Clean Power Plan by the numbers
- 1,000 fossil fuel fired power plants with 3,000 units covered by the plan
According to the EPA, the Clean Power Plan that was announced in June is worth an estimated $55-$93 billion per year in 2030, including avoiding the following:
- 2,700-6,600 premature deaths
- 140,000-150,000 asthma attacks in children
- 340-3,300 heart attacks
- 2,700-2,800 hospital admissions
- 470,000-490,000 missed school and work days
Oxford’s electricity generation and rates may change in the coming years after a new carbon dioxide regulations proposal was released by the U.S. EPA in June.
The 1,800-page draft of CO2 regulations, titled the Clean Power Plan, is currently in the 120-day stage of accepting comments, including four public hearings the week of July 28 in Atlanta, Denver, Pittsburg and Washington, D.C. The new policies, if adopted, will require Georgia to reduce fossil fuel emissions by 44 percent.
Coal-powered power plants are the largest source of carbon pollution in the country, according to the EPA, accounting for one-third of all domestic greenhouse gas emissions.
“It doesn’t affect us directly, but it affects where we get our electricity,” said Bob Thomson, Oxford city manager.
Regulations would be implemented through a state-federal partnership that allows states to identify an individual path for curbing CO2 emissions from the power sector using state-specific rate-based goals and guidelines, according to the EPA.
Since every city has a different makeup of how it generates electricity, the plan is meant to provide flexibility while ensuring enforcement. While this is a federally created plan, each state will develop its own plan, as the “EPA is not prescribing a specific set of measures for states to put in their plans.”
Currently, Schwartz said, 37 percent of Oxford’s electricity is generated by coal, 4 percent by hydro and 59 percent by nuclear. Oxford is one of 49 members of the Municipal Electric Authority of Georgia (MEAG), which contract for electricity by investing in projects that produce electricity, which are usually generating plants. The new plan would require MEAG to stop running plants that are more economically acceptable and focus on running plants that are more environmentally acceptable.
With this new regulation, if adopted, cities will have to ramp back coal use over a yet undecided amount of time by converting to another use of power. Schwartz said Oxford’s investments tend to be 50-year bonds, so if those bond are still in place by the time coal use must be cut, the city will still have to pay for the bonds without receiving electricity.
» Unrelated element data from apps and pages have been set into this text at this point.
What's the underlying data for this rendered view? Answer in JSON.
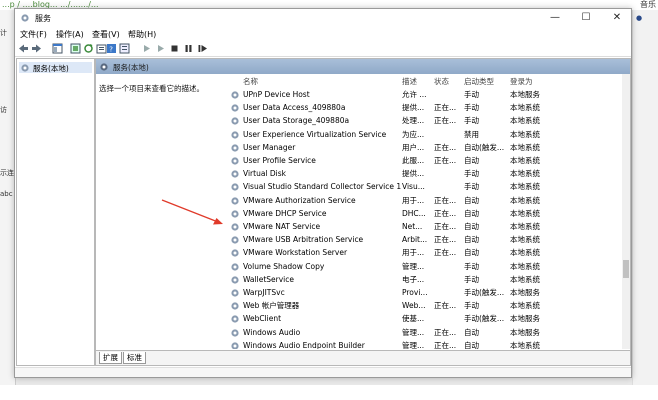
{
  "background": {
    "top_url": "...p / ....blog... .../......./...",
    "top_right": "音乐"
  },
  "window": {
    "title": "服务",
    "menu": [
      "文件(F)",
      "操作(A)",
      "查看(V)",
      "帮助(H)"
    ],
    "controls": {
      "minimize": "—",
      "maximize": "☐",
      "close": "✕"
    }
  },
  "tree": {
    "root_label": "服务(本地)"
  },
  "panel": {
    "header": "服务(本地)",
    "description": "选择一个项目来查看它的描述。",
    "columns": {
      "name": "名称",
      "desc": "描述",
      "status": "状态",
      "start": "启动类型",
      "logon": "登录为"
    },
    "rows": [
      {
        "name": "UPnP Device Host",
        "desc": "允许 ...",
        "status": "",
        "start": "手动",
        "logon": "本地服务"
      },
      {
        "name": "User Data Access_409880a",
        "desc": "提供...",
        "status": "正在...",
        "start": "手动",
        "logon": "本地系统"
      },
      {
        "name": "User Data Storage_409880a",
        "desc": "处理...",
        "status": "正在...",
        "start": "手动",
        "logon": "本地系统"
      },
      {
        "name": "User Experience Virtualization Service",
        "desc": "为应...",
        "status": "",
        "start": "禁用",
        "logon": "本地系统"
      },
      {
        "name": "User Manager",
        "desc": "用户...",
        "status": "正在...",
        "start": "自动(触发...",
        "logon": "本地系统"
      },
      {
        "name": "User Profile Service",
        "desc": "此服...",
        "status": "正在...",
        "start": "自动",
        "logon": "本地系统"
      },
      {
        "name": "Virtual Disk",
        "desc": "提供...",
        "status": "",
        "start": "手动",
        "logon": "本地系统"
      },
      {
        "name": "Visual Studio Standard Collector Service 150",
        "desc": "Visu...",
        "status": "",
        "start": "手动",
        "logon": "本地系统"
      },
      {
        "name": "VMware Authorization Service",
        "desc": "用于...",
        "status": "正在...",
        "start": "自动",
        "logon": "本地系统"
      },
      {
        "name": "VMware DHCP Service",
        "desc": "DHC...",
        "status": "正在...",
        "start": "自动",
        "logon": "本地系统"
      },
      {
        "name": "VMware NAT Service",
        "desc": "Net...",
        "status": "正在...",
        "start": "自动",
        "logon": "本地系统"
      },
      {
        "name": "VMware USB Arbitration Service",
        "desc": "Arbit...",
        "status": "正在...",
        "start": "自动",
        "logon": "本地系统"
      },
      {
        "name": "VMware Workstation Server",
        "desc": "用于...",
        "status": "正在...",
        "start": "自动",
        "logon": "本地系统"
      },
      {
        "name": "Volume Shadow Copy",
        "desc": "管理...",
        "status": "",
        "start": "手动",
        "logon": "本地系统"
      },
      {
        "name": "WalletService",
        "desc": "电子...",
        "status": "",
        "start": "手动",
        "logon": "本地系统"
      },
      {
        "name": "WarpJITSvc",
        "desc": "Provi...",
        "status": "",
        "start": "手动(触发...",
        "logon": "本地服务"
      },
      {
        "name": "Web 帐户管理器",
        "desc": "Web...",
        "status": "正在...",
        "start": "手动",
        "logon": "本地系统"
      },
      {
        "name": "WebClient",
        "desc": "使基...",
        "status": "",
        "start": "手动(触发...",
        "logon": "本地服务"
      },
      {
        "name": "Windows Audio",
        "desc": "管理...",
        "status": "正在...",
        "start": "自动",
        "logon": "本地服务"
      },
      {
        "name": "Windows Audio Endpoint Builder",
        "desc": "管理...",
        "status": "正在...",
        "start": "自动",
        "logon": "本地系统"
      }
    ]
  },
  "tabs": [
    "扩展",
    "标准"
  ],
  "colors": {
    "header": "#9bb3d1",
    "accent": "#3c78c8",
    "arrow": "#e03a2a"
  }
}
“It’d be bad for Oxford rate payers because they would be paying essentially a mortgage on plants we cannot use as much,” Schwartz said.
However, Schwartz said, the enforcements are likely to be put into place slowly. If the time span is over, say, 50 years, Oxford was planning on doing that anyway.
Being part of MEAG saves the city money in the long run, Schwartz said. MEAG also provides insurance, promising to provide a substitute source if cities have to switch away from coal immediately.
Schwartz said this is like an alert and advice from MEAG that there may be problems with sourcing electricity from coal plants in the future, and that nothing will change in the immediate future.
“Compared to other cities and providers,” Schwartz said, “we’re relatively low in coal usage.”